PROBLEM STATEMENT
Check each line of the records below and collect those holding "caption".

DATA SUPPLIED
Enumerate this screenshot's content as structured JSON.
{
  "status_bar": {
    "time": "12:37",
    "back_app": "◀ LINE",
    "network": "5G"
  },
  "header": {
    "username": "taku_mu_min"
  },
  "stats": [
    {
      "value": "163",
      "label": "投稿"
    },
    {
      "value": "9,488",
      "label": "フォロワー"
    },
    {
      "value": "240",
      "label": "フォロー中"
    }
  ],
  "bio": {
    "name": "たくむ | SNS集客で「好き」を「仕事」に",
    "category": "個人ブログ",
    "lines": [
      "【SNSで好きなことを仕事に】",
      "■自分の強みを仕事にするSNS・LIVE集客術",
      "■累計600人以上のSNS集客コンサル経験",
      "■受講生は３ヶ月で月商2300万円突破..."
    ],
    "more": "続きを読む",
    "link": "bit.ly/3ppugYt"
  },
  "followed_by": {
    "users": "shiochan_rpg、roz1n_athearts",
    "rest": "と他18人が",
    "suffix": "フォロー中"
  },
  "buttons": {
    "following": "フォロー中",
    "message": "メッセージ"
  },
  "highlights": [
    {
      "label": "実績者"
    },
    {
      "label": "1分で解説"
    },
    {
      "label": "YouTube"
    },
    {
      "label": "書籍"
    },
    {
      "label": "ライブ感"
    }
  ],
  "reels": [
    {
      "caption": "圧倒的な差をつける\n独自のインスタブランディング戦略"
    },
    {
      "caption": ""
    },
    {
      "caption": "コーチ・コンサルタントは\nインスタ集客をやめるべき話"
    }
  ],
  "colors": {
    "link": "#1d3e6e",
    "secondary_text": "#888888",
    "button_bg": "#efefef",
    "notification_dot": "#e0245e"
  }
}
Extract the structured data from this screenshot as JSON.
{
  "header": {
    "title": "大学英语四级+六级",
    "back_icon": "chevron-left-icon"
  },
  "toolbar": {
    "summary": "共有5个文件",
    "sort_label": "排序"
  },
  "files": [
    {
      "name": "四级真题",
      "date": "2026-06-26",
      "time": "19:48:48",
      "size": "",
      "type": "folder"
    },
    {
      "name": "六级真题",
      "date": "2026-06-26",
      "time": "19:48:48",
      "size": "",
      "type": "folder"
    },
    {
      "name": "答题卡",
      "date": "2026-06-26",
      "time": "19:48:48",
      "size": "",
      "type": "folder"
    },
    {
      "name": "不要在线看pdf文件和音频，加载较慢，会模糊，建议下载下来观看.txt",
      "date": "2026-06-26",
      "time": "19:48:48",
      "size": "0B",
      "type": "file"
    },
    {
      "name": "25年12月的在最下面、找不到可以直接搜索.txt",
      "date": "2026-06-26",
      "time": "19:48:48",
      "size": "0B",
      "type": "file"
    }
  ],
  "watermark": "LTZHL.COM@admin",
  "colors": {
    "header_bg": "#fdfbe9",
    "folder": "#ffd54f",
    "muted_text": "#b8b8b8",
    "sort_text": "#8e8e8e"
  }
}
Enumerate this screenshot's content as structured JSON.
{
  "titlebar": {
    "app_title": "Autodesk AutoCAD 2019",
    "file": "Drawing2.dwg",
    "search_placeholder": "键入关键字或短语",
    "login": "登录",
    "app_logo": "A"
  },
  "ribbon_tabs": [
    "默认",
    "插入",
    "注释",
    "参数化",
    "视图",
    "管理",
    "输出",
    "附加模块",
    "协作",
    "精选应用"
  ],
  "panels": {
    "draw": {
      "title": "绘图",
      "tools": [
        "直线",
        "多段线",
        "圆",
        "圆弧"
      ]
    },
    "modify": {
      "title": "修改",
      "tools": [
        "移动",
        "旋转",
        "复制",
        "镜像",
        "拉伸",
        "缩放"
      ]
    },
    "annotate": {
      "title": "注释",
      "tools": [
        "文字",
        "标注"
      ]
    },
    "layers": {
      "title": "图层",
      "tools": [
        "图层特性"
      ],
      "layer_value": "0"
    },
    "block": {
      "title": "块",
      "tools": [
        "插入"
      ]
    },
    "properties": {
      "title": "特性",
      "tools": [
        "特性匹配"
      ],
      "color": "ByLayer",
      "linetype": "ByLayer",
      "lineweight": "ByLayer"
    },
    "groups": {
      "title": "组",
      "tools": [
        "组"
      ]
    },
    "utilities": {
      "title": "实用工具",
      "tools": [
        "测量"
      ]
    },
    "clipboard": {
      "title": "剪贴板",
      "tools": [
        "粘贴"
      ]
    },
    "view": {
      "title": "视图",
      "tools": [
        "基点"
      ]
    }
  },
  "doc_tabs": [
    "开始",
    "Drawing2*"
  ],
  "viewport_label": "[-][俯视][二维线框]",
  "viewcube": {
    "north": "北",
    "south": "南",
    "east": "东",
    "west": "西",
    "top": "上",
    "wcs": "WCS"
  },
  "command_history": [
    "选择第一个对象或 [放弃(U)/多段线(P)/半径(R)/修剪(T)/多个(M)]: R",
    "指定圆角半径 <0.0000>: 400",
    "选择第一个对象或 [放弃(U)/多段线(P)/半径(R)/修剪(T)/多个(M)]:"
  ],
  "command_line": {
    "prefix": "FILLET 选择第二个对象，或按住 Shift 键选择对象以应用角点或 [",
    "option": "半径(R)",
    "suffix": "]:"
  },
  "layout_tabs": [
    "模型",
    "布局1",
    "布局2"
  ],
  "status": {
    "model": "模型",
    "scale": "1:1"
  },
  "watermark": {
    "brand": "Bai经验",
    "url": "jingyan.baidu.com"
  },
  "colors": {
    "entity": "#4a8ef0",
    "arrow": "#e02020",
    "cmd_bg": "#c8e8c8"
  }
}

ANSWER SECTION
      "caption": "圧倒的な差をつける\n独自のインスタブランディング戦略"
      "caption": ""
      "caption": "コーチ・コンサルタントは\nインスタ集客をやめるべき話"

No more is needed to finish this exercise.